Fast Food: Feeding Or Killing
Fast food is a growing industry, one which in the 1960s was thought of as the epitome of American superiority and bliss. Following the war people wanted things to return to the way they once were. People were becoming busier than ever and even the middle class had extra money to spend. But where could they spend that money? The fast food industry became the standard location where in expendable income could be used and faster meals could be had. Fast food restaurants and chains were popping up across America in addition to easily prepared meals that could be found in box form at the store. Working mothers to head contributed significantly to the war effort and no longer wanted to return to the kitchen we're starting to break into the world of business and in holding down a job they had less time spent preparing meals. But fast food came to their aid.
In the 1960s convenience style frozen dinners, consumed in front of the television became incredibly popular meal. Americans began to eat more meat than they have ever consumed in the past. Given the sacrifices that had to be made during the war many people felt that having access to any type of food they wanted quickly was the epitome of growth and success for their nation, a nation that was now the world leader.
And yet unfortunately what many Americans failed to realize was that the fast food they thought was feeding themselves and their families quicker was actually killing themselves and their families.
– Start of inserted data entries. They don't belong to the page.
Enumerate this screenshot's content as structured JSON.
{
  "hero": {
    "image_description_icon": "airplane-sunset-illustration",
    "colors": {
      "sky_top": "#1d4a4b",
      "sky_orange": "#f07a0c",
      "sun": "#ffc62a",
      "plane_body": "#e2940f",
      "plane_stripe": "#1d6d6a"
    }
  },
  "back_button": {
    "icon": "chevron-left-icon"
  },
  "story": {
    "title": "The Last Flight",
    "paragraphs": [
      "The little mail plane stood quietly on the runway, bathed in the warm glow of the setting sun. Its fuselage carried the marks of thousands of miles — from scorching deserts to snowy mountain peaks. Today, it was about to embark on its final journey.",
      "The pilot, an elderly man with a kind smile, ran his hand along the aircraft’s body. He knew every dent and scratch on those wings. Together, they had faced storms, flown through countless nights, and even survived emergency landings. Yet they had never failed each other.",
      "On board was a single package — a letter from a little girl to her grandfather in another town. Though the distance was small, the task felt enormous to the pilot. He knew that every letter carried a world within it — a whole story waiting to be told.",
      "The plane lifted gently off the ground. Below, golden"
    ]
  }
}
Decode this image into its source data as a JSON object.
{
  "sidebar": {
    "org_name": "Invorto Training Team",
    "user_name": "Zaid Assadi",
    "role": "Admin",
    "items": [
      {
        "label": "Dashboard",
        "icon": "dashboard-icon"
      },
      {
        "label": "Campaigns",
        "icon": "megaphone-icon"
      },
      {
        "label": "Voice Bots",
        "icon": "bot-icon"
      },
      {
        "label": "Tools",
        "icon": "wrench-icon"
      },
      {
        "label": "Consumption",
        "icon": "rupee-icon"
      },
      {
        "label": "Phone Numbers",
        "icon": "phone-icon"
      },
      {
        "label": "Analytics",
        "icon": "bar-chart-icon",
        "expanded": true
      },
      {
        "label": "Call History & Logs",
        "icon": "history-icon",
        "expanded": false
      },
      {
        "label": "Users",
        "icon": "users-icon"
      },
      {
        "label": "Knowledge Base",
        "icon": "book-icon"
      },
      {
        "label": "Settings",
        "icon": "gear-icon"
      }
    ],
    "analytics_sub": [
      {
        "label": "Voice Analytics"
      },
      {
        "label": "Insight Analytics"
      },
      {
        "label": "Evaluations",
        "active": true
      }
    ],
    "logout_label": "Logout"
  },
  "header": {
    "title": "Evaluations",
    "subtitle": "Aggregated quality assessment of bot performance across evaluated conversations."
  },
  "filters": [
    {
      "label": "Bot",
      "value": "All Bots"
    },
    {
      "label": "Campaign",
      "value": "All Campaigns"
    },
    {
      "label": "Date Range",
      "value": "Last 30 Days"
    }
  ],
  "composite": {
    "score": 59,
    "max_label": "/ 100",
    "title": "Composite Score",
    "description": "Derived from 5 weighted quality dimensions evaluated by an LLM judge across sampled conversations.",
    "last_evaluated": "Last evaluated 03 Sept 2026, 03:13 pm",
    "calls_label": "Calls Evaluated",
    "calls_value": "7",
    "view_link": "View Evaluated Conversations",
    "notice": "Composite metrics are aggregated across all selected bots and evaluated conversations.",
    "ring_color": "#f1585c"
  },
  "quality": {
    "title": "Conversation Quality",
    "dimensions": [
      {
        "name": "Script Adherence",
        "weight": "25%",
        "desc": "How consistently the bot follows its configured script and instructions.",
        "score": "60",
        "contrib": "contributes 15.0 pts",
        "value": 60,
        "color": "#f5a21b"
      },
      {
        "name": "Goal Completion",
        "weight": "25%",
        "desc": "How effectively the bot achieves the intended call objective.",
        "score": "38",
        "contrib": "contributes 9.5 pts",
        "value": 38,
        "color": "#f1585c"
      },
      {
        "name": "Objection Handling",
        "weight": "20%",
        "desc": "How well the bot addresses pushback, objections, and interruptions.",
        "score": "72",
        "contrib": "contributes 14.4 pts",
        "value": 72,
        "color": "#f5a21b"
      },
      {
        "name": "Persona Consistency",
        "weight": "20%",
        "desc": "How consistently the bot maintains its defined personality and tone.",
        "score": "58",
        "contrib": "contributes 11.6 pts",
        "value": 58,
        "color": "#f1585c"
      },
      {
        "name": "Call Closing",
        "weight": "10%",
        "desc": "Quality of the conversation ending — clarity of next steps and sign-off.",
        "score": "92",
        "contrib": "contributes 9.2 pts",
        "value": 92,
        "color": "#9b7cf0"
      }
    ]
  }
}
There were doctors at the time conducting studies throughout places such as China, studies which were re-created in the United States to verify the results, which indicated that America's high consumption of animal products, particularly high doses of animal proteins from the fast food that we were consuming, lead directly to higher rates of certain types of cancer. The risk of heart disease increased dramatically at the same time that fast food began to spread throughout the nation. In spite of the risks that the fast food consumption brought with it many people turned a blind eye and in fact still do today.
Fast food consumption continues to skyrocket in spite of the fact that it has been directly correlated to hire risks of certain cancers and heart diseases. Rising medical costs from these health concerns has placed a great burden on our nation, and yet the fast food industry continues to thrive.